The presentations of the COVID-19 infection are less severe in children than in adults. Professor Goh[2] reviewed the pathophysiological mechanisms underlying the differences between children and adults and found that they were caused by a lower number of angiotensin-converting enzyme 2, a strong immune response, and a lower inflammatory response in children. In addition, multisystem inflammatory syndrome, which mainly affects children and adolescents but not adults, is also discussed. Good innate antiviral defenses and lower cytokine responses than adults explain the milder COVID-19 infection in children.

Hsu et al.[3] reviewed mucoactive agents, which are widely used to treat respiratory diseases by changing the properties of sputum or decreasing its production. Professor Nong provides an overview of mucoactive agents according to the different pathophysiologies of mucus hypersecretion and clearance.

Infants are an especially fragile pediatric population. From 2013 to 2016, a complication rate of 44.1% in critically ill infants during interhospital transportations was reported on admission in Hong Kong.[4] After July 2019, a standard neonatal referral workflow and specialized neonatal transport team were implemented at the Hong Kong Children’s Hospital. One year after implementation, Chee et al.[5] reported a marked improvement. Compared to the previous cohort, the rate of documented physiological parameters increased, serious complication rate decreased, and the intervention rate during transport (or within 1h after transport) also significantly decreased. This significant improvement emphasizes the importance of establishing standard protocols including a designated and specialized transport team when a critically ill infant requires interhospital transport and that this is especially important during the COVID-19 pandemic.

The SARS-CoV-2 vaccines are helping to overcome the COVID-19 pandemic. I sincerely hope we can see each other in the near future.

Financial support and sponsorship

Nil.

Conflicts of interest

There are no conflicts of interest.



 
  References Top

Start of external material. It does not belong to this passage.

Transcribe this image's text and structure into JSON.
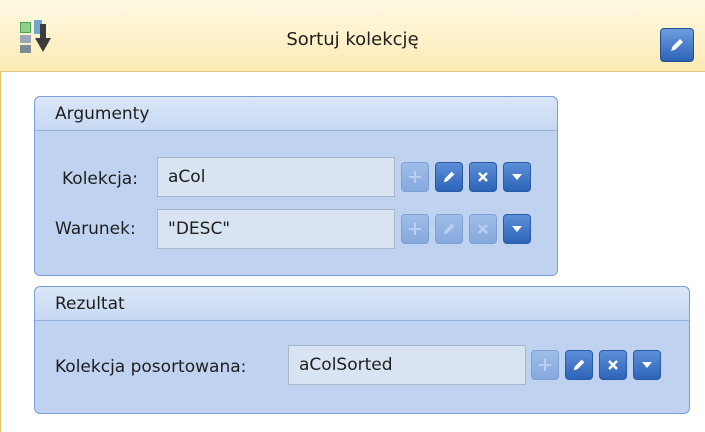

1.
Kabra S. Treatment of mild to moderate COVID-19 in children. Pediatr Respirol Crit Care Med 2020;4:25-7.  Back to cited text no. 1
  [Full text]  
2.
Goh A. Children are not little adults. Pediatr Respirol Crit Care Med2020;4:51-3.  Back to cited text no. 2
  [Full text]  
3.
Hsu LS, Huang YF, Chiou YH, Nong BR. An overview of mucoactive agents. Pediatr Respirol Crit Care Med 2020;4:54-7.  Back to cited text no. 3
  [Full text]  
4.
Leung KK, Lee SL, Wong MS, Wong WH, Yung TC. Clinical outcomes of critically ill infants requiring interhospital transport to a paediatric tertiary centre in Hong Kong. Pediatr Respirol Crit Care Med 2019;3:28-35.  Back to cited text no. 4
  [Full text]  
5.
Chee YY, Wong RM, Chan GC. Reduction of complications in interhospital transport of critically ill infants: Impact of a standardized neonatal referral workflow and specialized neonatal transport team at the Hong Kong Children’s Hospital. Pediatr Respirol Crit Care Med 2020;4:58-9.  Back to cited text no. 5
  [Full text]  




 

Top
 
 
  Search
 
Similar in PUBMED
   Search Pubmed for
   Search in Google Scholar for
Access Statistics
Email Alert *
Add to My List *
* Registration required (free)

 
  In this article
References

 Article Access Statistics
    Viewed1031    
    Printed22    
    Emailed0    
    PDF Downloaded193    
    Comments [Add]    

Recommend this journal


[TAG2]
[TAG3]
[TAG4]